Lynas details journey from anti- to pro-GMO

AFP Correspondent

HERSHEY, Pa. — Former GMO staunch opponent Mark Lynas enlightened the United Soybean Board’s annual summer meeting attendees with illustrations of anti-GMO activist tactics.
Lynas began his presentation with an illustration of his former group, bedecked in white hazmat apparel, destroying a field of GMO crops.
“They thought,” Lynas said, “GMO is the absolute low point of anything undesirable in agriculture.”
Recognizing that scientists at the National Academy of Science, World Health Organization and the American Medical Association reported that genetically engineered foods were safe, Lynas said he started reading the scientific journals at Oxford University Radcliffe Science Library.

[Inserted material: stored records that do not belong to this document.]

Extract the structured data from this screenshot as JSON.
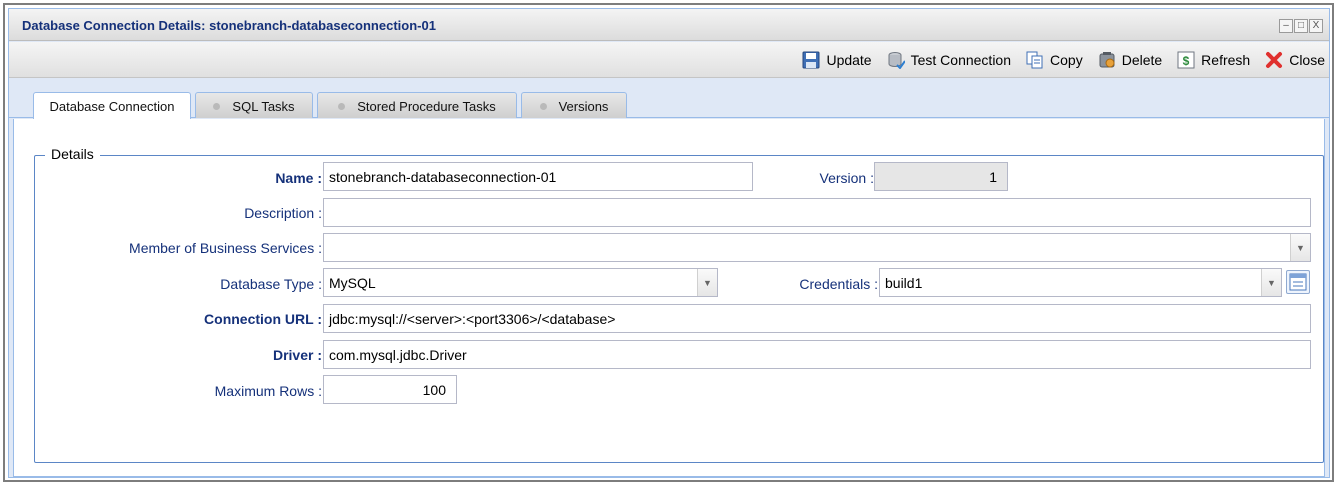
{
  "window": {
    "title": "Database Connection Details: stonebranch-databaseconnection-01",
    "minimize_glyph": "–",
    "maximize_glyph": "□",
    "close_glyph": "X"
  },
  "toolbar": {
    "buttons": [
      {
        "label": "Update",
        "icon": "save-icon"
      },
      {
        "label": "Test Connection",
        "icon": "database-test-icon"
      },
      {
        "label": "Copy",
        "icon": "copy-icon"
      },
      {
        "label": "Delete",
        "icon": "delete-icon"
      },
      {
        "label": "Refresh",
        "icon": "refresh-icon"
      },
      {
        "label": "Close",
        "icon": "close-icon",
        "color": "#e0302e"
      }
    ]
  },
  "tabs": [
    {
      "label": "Database Connection",
      "active": true
    },
    {
      "label": "SQL Tasks",
      "active": false
    },
    {
      "label": "Stored Procedure Tasks",
      "active": false
    },
    {
      "label": "Versions",
      "active": false
    }
  ],
  "details": {
    "legend": "Details",
    "fields": {
      "name": {
        "label": "Name :",
        "value": "stonebranch-databaseconnection-01"
      },
      "version": {
        "label": "Version :",
        "value": "1"
      },
      "description": {
        "label": "Description :",
        "value": ""
      },
      "business_services": {
        "label": "Member of Business Services :",
        "value": ""
      },
      "database_type": {
        "label": "Database Type :",
        "value": "MySQL"
      },
      "credentials": {
        "label": "Credentials :",
        "value": "build1"
      },
      "connection_url": {
        "label": "Connection URL :",
        "value": "jdbc:mysql://<server>:<port3306>/<database>"
      },
      "driver": {
        "label": "Driver :",
        "value": "com.mysql.jdbc.Driver"
      },
      "max_rows": {
        "label": "Maximum Rows :",
        "value": "100"
      }
    }
  },
  "colors": {
    "label_text": "#15317a",
    "border_blue": "#99bbe8",
    "fieldset_border": "#5b86c6"
  }
}
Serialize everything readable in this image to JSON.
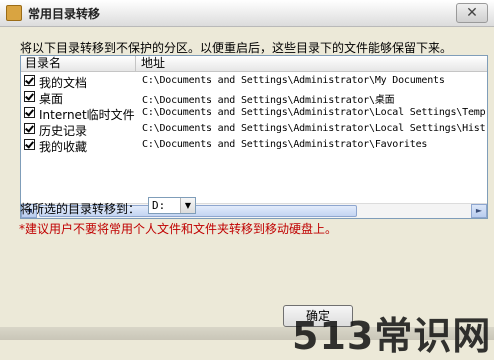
{
  "window": {
    "title": "常用目录转移",
    "close_glyph": "✕"
  },
  "instruction": "将以下目录转移到不保护的分区。以便重启后，这些目录下的文件能够保留下来。",
  "list": {
    "columns": [
      "目录名",
      "地址"
    ],
    "rows": [
      {
        "name": "我的文档",
        "path": "C:\\Documents and Settings\\Administrator\\My Documents",
        "checked": true
      },
      {
        "name": "桌面",
        "path": "C:\\Documents and Settings\\Administrator\\桌面",
        "checked": true
      },
      {
        "name": "Internet临时文件",
        "path": "C:\\Documents and Settings\\Administrator\\Local Settings\\Temp",
        "checked": true
      },
      {
        "name": "历史记录",
        "path": "C:\\Documents and Settings\\Administrator\\Local Settings\\Hist",
        "checked": true
      },
      {
        "name": "我的收藏",
        "path": "C:\\Documents and Settings\\Administrator\\Favorites",
        "checked": true
      }
    ],
    "scroll_left_glyph": "◄",
    "scroll_right_glyph": "►"
  },
  "destination": {
    "label": "将所选的目录转移到：",
    "value": "D:",
    "arrow_glyph": "▼"
  },
  "warning": "*建议用户不要将常用个人文件和文件夹转移到移动硬盘上。",
  "ok_button": "确定",
  "watermark": "513常识网"
}
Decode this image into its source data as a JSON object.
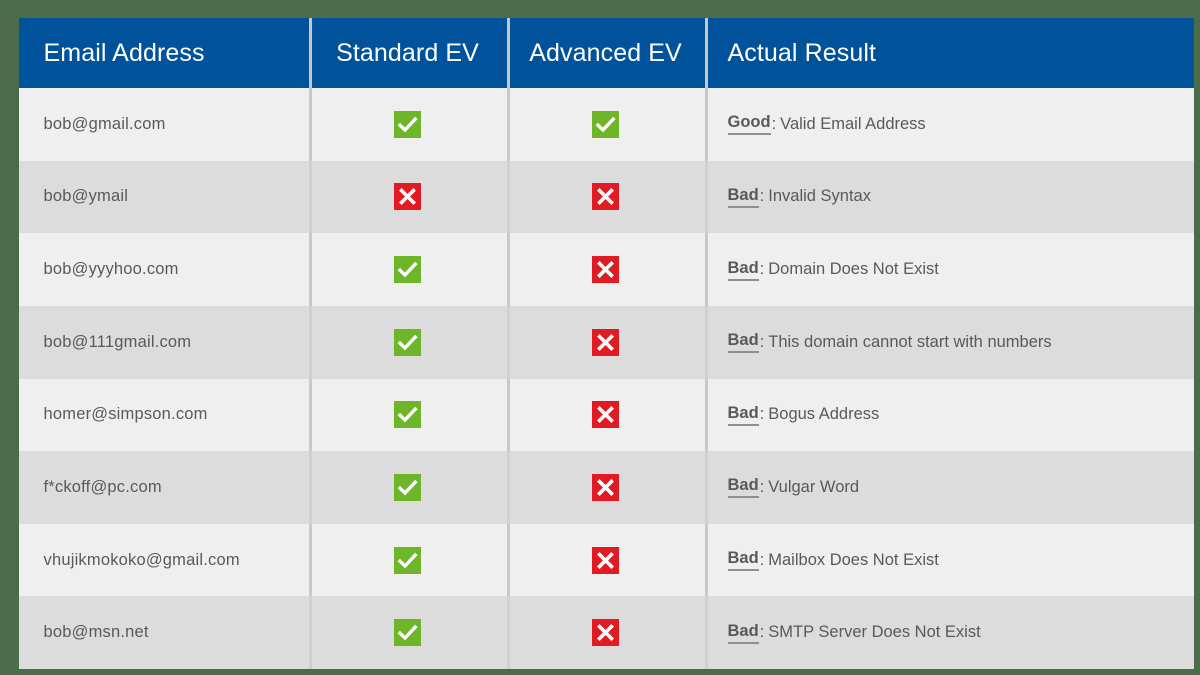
{
  "theme": {
    "page_background": "#4a6c4a",
    "header_background": "#00539b",
    "header_text": "#ffffff",
    "row_odd_background": "#efefef",
    "row_even_background": "#dcdcdc",
    "body_text": "#595959",
    "valid_color": "#6eb52a",
    "invalid_color": "#e01b24",
    "divider_color": "#c9c9c9"
  },
  "table": {
    "columns": [
      {
        "key": "email",
        "label": "Email Address",
        "name": "column-email-address"
      },
      {
        "key": "standard",
        "label": "Standard EV",
        "name": "column-standard-ev"
      },
      {
        "key": "advanced",
        "label": "Advanced EV",
        "name": "column-advanced-ev"
      },
      {
        "key": "result",
        "label": "Actual Result",
        "name": "column-actual-result"
      }
    ],
    "icons": {
      "valid": "green-check-icon",
      "invalid": "red-cross-icon"
    },
    "rows": [
      {
        "email": "bob@gmail.com",
        "standard": "valid",
        "advanced": "valid",
        "verdict": "Good",
        "separator": ":",
        "detail": "Valid Email Address"
      },
      {
        "email": "bob@ymail",
        "standard": "invalid",
        "advanced": "invalid",
        "verdict": "Bad",
        "separator": ":",
        "detail": "Invalid Syntax"
      },
      {
        "email": "bob@yyyhoo.com",
        "standard": "valid",
        "advanced": "invalid",
        "verdict": "Bad",
        "separator": ":",
        "detail": "Domain Does Not Exist"
      },
      {
        "email": "bob@111gmail.com",
        "standard": "valid",
        "advanced": "invalid",
        "verdict": "Bad",
        "separator": ":",
        "detail": "This domain cannot start with numbers"
      },
      {
        "email": "homer@simpson.com",
        "standard": "valid",
        "advanced": "invalid",
        "verdict": "Bad",
        "separator": ":",
        "detail": "Bogus Address"
      },
      {
        "email": "f*ckoff@pc.com",
        "standard": "valid",
        "advanced": "invalid",
        "verdict": "Bad",
        "separator": ":",
        "detail": "Vulgar Word"
      },
      {
        "email": "vhujikmokoko@gmail.com",
        "standard": "valid",
        "advanced": "invalid",
        "verdict": "Bad",
        "separator": ":",
        "detail": "Mailbox Does Not Exist"
      },
      {
        "email": "bob@msn.net",
        "standard": "valid",
        "advanced": "invalid",
        "verdict": "Bad",
        "separator": ":",
        "detail": "SMTP Server Does Not Exist"
      }
    ]
  }
}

He then publicly acclaimed, “I was completely wrong to oppose GMO.”
For someone who had been destroying canola, corn and sugar beet crops, often at demonstrations against Monsanto, Lynas described his turnabout as a “difficult, long, complicated journey.”
Now, along with his current advisory roles, Lynas is assisting Cornell University in launching a genetically modified insect-resistant eggplant in Bangledesh to reduce pesticide usage.
Lynas shared illustrations of incidents of crop destruction despite considerable hardship to the people. One occurred during a famine in Zambia. It showed fields being torched among  activist-incited accusations, “We will not accept poisonous corn.”
Superstition and misinformation abound, Lynas said. A Greenpeace campaign in Thailand caused such a commotion that the Thai government banned the GMO crops in 2005. “None have even been trialled since that,” Lynas said.
More illustrations included incidents of vandalizing Golden Rice, developed to combat blindness in children, in the Philippines. A virus-resistant GMO cassava in Tanzania had to be kept behind locked gates. In India demonstrations against the natural ingredient, Bt, were organized.
These demonstrations occurred in spite of the Bill and Melinda Gates Foundation and various government funding programs for genetically engineered crops.
Showing a photo of a Bangladesh farmer spraying his eggplant crop while clad in shorts and wearing flip-flop sandals, Lynas asked the soybean growers, “How many of you spray in flip-flops?” Lynas added that the insecticide which was likely an organophosphate with high toxicity, would be sprayed much more frequently in Bangladesh.
Also, he pointed out that those farmers need to avoid pesticide costs. “They have less land than the size of this room,” he said referring to the Hershey Lodge meeting room space he shared with the soybean growers.
Lynas said that the anti-GMO activists demonize the technology and spread conspiracy theories. Obviously photoshopped illustrations reinforce the message. In Africa, GMOs have been blamed for homosexuality, in Europe, sterility. In the United States, he said autism is favored. “Where do they get these things,” he asked, then answered, “They make it up.”
“Follow the money,” he declared, noting many have become multi-billionnaires by opposing GMOs. Lynas said they lead what he termed the “natural health set.”
The anti-GMO groups oppose big corporations taking on agriculture. Citing RoundUp, these companies produce insecticides. The groups do not want the corporations to succeed.
Lynas said that the agenda of the GMO labeling push is to shut down GMOs.
Regarding the future, Lynas pointed to the challenge of feeding nine billion people considering climate change. Considering a sustainable approach, with transgenics, he said we can reduce water, fertilizer and pesticide usage, conserve land with increased yields, plus employ precision agriculture concepts.
Responding to the audience, Lynas said there is a challenge in communicating. Farmers need to address the huge gap in the public’s understanding of GMOs. He suggested inviting people to their farms and getting good media coverage.
Regarding the current position of Europe against GMOs, he noted their dysfunctional regulations, but pointed out that this audience’s product is not difficult to sell.
Mark Lynas has authored several books on the environment, including “Hide Tide,” “Six Degrees,” “The God Species,” and “Nuclear 2.0.” He speaks on climate change, biotechnology and nuclear power.